Data about app and page elements
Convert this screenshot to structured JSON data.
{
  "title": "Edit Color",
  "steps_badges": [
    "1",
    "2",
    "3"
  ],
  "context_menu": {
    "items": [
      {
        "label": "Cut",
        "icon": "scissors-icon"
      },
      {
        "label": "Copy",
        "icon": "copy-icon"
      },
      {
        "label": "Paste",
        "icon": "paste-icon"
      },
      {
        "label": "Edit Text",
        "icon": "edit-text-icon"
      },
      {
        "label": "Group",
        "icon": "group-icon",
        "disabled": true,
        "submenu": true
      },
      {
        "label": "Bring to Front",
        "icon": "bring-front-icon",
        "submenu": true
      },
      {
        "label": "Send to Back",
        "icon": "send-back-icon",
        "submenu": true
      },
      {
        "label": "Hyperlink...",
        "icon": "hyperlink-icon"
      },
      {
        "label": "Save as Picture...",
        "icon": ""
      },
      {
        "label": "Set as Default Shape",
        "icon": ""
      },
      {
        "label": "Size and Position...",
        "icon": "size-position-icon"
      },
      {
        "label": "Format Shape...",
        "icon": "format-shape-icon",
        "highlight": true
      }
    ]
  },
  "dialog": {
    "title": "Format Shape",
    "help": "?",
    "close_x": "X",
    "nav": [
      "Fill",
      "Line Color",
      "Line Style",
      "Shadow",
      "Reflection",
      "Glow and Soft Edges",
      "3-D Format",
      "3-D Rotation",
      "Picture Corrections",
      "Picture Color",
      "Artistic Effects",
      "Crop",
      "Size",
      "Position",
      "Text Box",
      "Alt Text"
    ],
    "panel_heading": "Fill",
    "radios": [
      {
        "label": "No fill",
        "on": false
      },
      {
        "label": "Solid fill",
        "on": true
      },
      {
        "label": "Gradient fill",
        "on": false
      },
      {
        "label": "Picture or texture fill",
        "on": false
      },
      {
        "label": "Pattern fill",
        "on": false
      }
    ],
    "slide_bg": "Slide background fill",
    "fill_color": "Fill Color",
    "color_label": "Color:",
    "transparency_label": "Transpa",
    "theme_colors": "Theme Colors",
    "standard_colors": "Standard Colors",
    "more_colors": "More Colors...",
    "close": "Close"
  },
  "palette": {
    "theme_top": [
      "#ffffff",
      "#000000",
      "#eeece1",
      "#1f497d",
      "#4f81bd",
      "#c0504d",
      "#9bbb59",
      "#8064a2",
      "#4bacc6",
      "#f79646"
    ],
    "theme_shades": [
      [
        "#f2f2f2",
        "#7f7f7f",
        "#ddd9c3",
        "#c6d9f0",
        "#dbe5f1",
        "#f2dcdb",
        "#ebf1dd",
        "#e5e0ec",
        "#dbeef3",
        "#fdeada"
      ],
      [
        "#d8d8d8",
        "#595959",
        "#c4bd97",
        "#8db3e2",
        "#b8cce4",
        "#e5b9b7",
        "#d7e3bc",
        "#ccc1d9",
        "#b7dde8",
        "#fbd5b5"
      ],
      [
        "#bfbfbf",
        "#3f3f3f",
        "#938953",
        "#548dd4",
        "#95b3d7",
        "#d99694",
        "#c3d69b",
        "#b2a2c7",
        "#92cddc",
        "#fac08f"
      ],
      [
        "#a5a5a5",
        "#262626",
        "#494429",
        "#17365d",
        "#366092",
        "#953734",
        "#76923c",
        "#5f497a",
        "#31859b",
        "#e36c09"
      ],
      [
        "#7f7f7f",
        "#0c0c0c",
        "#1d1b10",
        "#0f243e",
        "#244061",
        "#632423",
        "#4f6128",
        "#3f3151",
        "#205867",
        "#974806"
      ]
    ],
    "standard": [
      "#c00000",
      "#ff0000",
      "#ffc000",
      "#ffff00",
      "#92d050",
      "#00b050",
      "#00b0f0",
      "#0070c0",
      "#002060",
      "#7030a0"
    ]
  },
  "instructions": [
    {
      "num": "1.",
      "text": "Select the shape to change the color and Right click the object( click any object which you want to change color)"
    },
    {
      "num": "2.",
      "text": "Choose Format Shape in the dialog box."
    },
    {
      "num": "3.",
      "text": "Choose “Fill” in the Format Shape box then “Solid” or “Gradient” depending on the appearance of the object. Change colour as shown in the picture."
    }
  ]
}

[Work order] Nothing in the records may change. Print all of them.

[Completed task]
Convert this screenshot to structured JSON data.
{
  "title": "Edit Color",
  "steps_badges": [
    "1",
    "2",
    "3"
  ],
  "context_menu": {
    "items": [
      {
        "label": "Cut",
        "icon": "scissors-icon"
      },
      {
        "label": "Copy",
        "icon": "copy-icon"
      },
      {
        "label": "Paste",
        "icon": "paste-icon"
      },
      {
        "label": "Edit Text",
        "icon": "edit-text-icon"
      },
      {
        "label": "Group",
        "icon": "group-icon",
        "disabled": true,
        "submenu": true
      },
      {
        "label": "Bring to Front",
        "icon": "bring-front-icon",
        "submenu": true
      },
      {
        "label": "Send to Back",
        "icon": "send-back-icon",
        "submenu": true
      },
      {
        "label": "Hyperlink...",
        "icon": "hyperlink-icon"
      },
      {
        "label": "Save as Picture...",
        "icon": ""
      },
      {
        "label": "Set as Default Shape",
        "icon": ""
      },
      {
        "label": "Size and Position...",
        "icon": "size-position-icon"
      },
      {
        "label": "Format Shape...",
        "icon": "format-shape-icon",
        "highlight": true
      }
    ]
  },
  "dialog": {
    "title": "Format Shape",
    "help": "?",
    "close_x": "X",
    "nav": [
      "Fill",
      "Line Color",
      "Line Style",
      "Shadow",
      "Reflection",
      "Glow and Soft Edges",
      "3-D Format",
      "3-D Rotation",
      "Picture Corrections",
      "Picture Color",
      "Artistic Effects",
      "Crop",
      "Size",
      "Position",
      "Text Box",
      "Alt Text"
    ],
    "panel_heading": "Fill",
    "radios": [
      {
        "label": "No fill",
        "on": false
      },
      {
        "label": "Solid fill",
        "on": true
      },
      {
        "label": "Gradient fill",
        "on": false
      },
      {
        "label": "Picture or texture fill",
        "on": false
      },
      {
        "label": "Pattern fill",
        "on": false
      }
    ],
    "slide_bg": "Slide background fill",
    "fill_color": "Fill Color",
    "color_label": "Color:",
    "transparency_label": "Transpa",
    "theme_colors": "Theme Colors",
    "standard_colors": "Standard Colors",
    "more_colors": "More Colors...",
    "close": "Close"
  },
  "palette": {
    "theme_top": [
      "#ffffff",
      "#000000",
      "#eeece1",
      "#1f497d",
      "#4f81bd",
      "#c0504d",
      "#9bbb59",
      "#8064a2",
      "#4bacc6",
      "#f79646"
    ],
    "theme_shades": [
      [
        "#f2f2f2",
        "#7f7f7f",
        "#ddd9c3",
        "#c6d9f0",
        "#dbe5f1",
        "#f2dcdb",
        "#ebf1dd",
        "#e5e0ec",
        "#dbeef3",
        "#fdeada"
      ],
      [
        "#d8d8d8",
        "#595959",
        "#c4bd97",
        "#8db3e2",
        "#b8cce4",
        "#e5b9b7",
        "#d7e3bc",
        "#ccc1d9",
        "#b7dde8",
        "#fbd5b5"
      ],
      [
        "#bfbfbf",
        "#3f3f3f",
        "#938953",
        "#548dd4",
        "#95b3d7",
        "#d99694",
        "#c3d69b",
        "#b2a2c7",
        "#92cddc",
        "#fac08f"
      ],
      [
        "#a5a5a5",
        "#262626",
        "#494429",
        "#17365d",
        "#366092",
        "#953734",
        "#76923c",
        "#5f497a",
        "#31859b",
        "#e36c09"
      ],
      [
        "#7f7f7f",
        "#0c0c0c",
        "#1d1b10",
        "#0f243e",
        "#244061",
        "#632423",
        "#4f6128",
        "#3f3151",
        "#205867",
        "#974806"
      ]
    ],
    "standard": [
      "#c00000",
      "#ff0000",
      "#ffc000",
      "#ffff00",
      "#92d050",
      "#00b050",
      "#00b0f0",
      "#0070c0",
      "#002060",
      "#7030a0"
    ]
  },
  "instructions": [
    {
      "num": "1.",
      "text": "Select the shape to change the color and Right click the object( click any object which you want to change color)"
    },
    {
      "num": "2.",
      "text": "Choose Format Shape in the dialog box."
    },
    {
      "num": "3.",
      "text": "Choose “Fill” in the Format Shape box then “Solid” or “Gradient” depending on the appearance of the object. Change colour as shown in the picture."
    }
  ]
}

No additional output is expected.